__Work required__
Each line of the material below with the word "country" is to be reported.

__Supplied records__
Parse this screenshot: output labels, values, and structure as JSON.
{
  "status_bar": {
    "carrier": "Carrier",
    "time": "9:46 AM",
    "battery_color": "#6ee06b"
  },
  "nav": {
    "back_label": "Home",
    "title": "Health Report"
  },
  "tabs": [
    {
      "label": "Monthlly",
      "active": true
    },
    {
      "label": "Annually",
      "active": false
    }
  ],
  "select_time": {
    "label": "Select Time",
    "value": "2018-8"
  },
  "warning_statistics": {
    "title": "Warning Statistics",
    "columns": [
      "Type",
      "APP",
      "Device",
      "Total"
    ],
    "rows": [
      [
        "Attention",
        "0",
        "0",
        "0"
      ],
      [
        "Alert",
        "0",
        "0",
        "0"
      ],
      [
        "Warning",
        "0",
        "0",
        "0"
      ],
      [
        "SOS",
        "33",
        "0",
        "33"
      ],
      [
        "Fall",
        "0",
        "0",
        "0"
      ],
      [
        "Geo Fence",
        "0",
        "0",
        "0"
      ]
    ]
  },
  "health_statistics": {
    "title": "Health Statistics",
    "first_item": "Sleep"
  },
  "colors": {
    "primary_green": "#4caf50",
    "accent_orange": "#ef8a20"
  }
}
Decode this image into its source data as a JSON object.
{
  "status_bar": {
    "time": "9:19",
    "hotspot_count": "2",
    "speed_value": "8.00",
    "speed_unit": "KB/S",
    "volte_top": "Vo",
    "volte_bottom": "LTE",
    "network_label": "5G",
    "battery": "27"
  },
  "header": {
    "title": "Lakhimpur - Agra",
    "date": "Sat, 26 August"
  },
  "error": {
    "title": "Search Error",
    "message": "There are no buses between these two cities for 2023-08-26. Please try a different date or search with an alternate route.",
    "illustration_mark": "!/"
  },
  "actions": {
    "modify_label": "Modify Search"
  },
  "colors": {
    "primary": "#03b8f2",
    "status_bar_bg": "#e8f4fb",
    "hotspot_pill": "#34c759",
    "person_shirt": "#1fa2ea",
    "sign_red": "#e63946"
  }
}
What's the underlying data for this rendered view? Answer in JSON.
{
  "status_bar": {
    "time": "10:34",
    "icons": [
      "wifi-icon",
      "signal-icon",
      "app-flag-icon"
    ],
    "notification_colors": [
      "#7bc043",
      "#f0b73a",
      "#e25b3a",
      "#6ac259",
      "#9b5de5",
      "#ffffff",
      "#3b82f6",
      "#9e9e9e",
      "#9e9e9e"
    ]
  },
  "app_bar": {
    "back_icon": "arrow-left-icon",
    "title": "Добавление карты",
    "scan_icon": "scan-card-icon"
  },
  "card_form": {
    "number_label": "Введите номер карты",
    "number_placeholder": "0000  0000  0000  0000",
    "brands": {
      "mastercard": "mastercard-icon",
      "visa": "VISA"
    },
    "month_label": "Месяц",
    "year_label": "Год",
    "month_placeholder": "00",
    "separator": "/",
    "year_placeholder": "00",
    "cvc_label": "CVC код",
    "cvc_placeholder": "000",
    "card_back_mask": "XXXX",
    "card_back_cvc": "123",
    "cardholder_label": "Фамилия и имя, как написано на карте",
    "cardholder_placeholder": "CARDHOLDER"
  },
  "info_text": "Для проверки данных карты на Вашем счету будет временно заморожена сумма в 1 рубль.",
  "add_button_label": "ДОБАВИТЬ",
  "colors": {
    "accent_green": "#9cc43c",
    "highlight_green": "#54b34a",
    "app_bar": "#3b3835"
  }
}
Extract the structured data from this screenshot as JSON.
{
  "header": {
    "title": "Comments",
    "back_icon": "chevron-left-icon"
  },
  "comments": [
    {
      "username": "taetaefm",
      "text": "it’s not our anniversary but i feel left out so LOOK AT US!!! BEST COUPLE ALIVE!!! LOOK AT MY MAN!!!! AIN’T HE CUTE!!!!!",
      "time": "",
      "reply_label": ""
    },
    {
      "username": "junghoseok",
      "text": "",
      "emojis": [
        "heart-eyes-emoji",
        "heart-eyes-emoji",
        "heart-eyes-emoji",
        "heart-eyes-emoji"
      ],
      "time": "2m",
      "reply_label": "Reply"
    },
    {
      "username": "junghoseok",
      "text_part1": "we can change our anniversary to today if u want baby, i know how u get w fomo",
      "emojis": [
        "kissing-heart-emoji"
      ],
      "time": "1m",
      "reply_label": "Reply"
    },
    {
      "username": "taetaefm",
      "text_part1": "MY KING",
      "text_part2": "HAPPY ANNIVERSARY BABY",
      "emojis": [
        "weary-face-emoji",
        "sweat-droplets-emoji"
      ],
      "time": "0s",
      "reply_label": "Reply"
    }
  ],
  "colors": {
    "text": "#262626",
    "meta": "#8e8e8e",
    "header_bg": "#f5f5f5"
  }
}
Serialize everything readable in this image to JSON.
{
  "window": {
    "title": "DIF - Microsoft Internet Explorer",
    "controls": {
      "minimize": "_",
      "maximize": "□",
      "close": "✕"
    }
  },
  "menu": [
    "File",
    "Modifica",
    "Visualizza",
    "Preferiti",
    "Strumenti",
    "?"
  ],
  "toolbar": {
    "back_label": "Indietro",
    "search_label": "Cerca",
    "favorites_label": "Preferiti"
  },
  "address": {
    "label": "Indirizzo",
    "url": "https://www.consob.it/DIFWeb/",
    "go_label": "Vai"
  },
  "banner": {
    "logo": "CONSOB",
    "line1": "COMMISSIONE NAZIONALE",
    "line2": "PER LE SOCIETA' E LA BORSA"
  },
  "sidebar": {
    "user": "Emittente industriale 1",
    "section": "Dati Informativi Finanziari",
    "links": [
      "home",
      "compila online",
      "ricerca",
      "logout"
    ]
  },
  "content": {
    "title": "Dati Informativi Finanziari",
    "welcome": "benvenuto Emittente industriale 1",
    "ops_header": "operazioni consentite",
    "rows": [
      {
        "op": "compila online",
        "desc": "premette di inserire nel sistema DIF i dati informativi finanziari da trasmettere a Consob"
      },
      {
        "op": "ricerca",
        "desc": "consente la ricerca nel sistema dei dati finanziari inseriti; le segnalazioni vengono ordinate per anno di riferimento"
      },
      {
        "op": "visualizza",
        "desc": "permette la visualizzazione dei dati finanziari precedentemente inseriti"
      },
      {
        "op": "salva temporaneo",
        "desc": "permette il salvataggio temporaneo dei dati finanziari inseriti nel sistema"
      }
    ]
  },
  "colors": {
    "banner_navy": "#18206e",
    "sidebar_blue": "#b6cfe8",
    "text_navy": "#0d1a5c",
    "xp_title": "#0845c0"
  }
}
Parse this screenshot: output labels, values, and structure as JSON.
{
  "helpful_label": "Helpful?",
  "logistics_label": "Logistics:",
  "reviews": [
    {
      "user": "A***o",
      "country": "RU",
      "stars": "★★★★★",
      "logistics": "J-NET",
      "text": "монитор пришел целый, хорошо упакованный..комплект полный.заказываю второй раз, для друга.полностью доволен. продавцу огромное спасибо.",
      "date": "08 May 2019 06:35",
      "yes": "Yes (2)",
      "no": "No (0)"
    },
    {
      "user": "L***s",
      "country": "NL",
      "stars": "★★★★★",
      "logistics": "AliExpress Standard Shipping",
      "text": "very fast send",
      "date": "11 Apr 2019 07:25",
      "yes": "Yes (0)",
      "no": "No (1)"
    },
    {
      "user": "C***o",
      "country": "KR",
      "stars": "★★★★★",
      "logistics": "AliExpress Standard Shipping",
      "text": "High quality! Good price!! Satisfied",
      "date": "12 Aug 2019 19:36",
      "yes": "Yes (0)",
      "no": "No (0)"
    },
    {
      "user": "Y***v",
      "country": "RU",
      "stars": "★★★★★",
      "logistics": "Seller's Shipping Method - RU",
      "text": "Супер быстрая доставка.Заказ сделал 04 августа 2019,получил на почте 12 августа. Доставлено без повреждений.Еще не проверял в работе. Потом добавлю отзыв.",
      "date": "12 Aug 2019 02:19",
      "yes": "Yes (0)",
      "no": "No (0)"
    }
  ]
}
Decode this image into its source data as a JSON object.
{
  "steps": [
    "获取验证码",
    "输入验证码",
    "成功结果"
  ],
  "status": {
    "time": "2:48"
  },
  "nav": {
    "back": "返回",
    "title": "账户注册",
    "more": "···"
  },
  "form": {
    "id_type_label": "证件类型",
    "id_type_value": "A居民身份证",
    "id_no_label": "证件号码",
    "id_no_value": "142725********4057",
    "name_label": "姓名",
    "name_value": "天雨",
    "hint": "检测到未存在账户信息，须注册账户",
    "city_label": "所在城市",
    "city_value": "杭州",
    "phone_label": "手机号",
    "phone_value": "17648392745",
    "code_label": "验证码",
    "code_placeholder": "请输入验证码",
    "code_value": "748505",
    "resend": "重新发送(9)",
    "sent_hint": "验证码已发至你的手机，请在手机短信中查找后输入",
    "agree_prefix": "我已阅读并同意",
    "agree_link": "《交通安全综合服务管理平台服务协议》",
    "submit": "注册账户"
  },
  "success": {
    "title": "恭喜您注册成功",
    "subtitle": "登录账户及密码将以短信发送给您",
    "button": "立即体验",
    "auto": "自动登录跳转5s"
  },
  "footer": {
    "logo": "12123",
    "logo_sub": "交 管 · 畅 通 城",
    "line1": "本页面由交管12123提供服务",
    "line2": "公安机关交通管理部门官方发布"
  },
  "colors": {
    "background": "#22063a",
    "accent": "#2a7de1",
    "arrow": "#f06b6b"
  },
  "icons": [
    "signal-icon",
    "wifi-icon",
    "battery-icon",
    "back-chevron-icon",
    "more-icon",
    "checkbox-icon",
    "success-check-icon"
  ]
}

__Written response__
      "country": "RU",
      "country": "NL",
      "country": "KR",
      "country": "RU",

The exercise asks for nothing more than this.